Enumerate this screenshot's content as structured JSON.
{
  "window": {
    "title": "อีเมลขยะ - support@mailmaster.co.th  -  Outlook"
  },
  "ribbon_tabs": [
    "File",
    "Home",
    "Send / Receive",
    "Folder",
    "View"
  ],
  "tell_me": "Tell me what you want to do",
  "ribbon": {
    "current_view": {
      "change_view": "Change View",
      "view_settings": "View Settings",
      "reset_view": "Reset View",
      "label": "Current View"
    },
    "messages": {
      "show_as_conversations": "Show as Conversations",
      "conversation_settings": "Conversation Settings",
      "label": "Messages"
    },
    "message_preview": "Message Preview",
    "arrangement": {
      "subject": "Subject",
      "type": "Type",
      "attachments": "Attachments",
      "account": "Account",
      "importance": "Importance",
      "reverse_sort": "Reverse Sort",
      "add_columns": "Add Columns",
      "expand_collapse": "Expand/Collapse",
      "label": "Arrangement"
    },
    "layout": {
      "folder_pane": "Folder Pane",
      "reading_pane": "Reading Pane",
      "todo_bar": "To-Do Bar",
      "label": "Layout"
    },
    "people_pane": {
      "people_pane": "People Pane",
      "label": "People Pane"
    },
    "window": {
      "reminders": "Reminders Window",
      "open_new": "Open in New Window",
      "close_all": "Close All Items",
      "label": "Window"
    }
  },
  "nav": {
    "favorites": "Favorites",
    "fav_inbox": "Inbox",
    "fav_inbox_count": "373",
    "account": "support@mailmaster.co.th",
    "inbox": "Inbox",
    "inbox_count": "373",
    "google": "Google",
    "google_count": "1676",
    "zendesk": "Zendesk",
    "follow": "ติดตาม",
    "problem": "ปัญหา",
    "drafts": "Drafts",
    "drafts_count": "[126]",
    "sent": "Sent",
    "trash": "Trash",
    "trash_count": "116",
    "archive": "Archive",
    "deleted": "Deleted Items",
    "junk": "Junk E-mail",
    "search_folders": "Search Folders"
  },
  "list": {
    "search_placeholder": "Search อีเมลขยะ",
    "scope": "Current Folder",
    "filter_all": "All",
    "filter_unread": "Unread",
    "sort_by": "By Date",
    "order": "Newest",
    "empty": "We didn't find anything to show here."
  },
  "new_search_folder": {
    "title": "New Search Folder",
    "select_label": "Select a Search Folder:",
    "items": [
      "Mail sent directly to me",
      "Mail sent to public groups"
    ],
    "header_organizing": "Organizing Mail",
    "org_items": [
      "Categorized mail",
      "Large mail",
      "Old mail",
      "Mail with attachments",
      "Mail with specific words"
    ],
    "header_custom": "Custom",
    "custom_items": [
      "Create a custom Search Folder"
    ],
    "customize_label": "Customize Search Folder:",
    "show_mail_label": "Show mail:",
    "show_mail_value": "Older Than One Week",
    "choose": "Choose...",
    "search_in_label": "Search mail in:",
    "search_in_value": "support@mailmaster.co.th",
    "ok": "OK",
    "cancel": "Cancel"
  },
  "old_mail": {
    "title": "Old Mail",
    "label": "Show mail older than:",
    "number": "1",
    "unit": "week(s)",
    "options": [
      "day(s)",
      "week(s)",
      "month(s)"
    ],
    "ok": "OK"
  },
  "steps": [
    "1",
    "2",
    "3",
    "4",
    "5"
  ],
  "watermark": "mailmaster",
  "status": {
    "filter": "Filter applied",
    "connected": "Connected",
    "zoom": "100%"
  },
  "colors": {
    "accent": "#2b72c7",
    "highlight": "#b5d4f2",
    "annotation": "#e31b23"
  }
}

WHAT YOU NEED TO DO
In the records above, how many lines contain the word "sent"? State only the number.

EXERCISE RESULT
3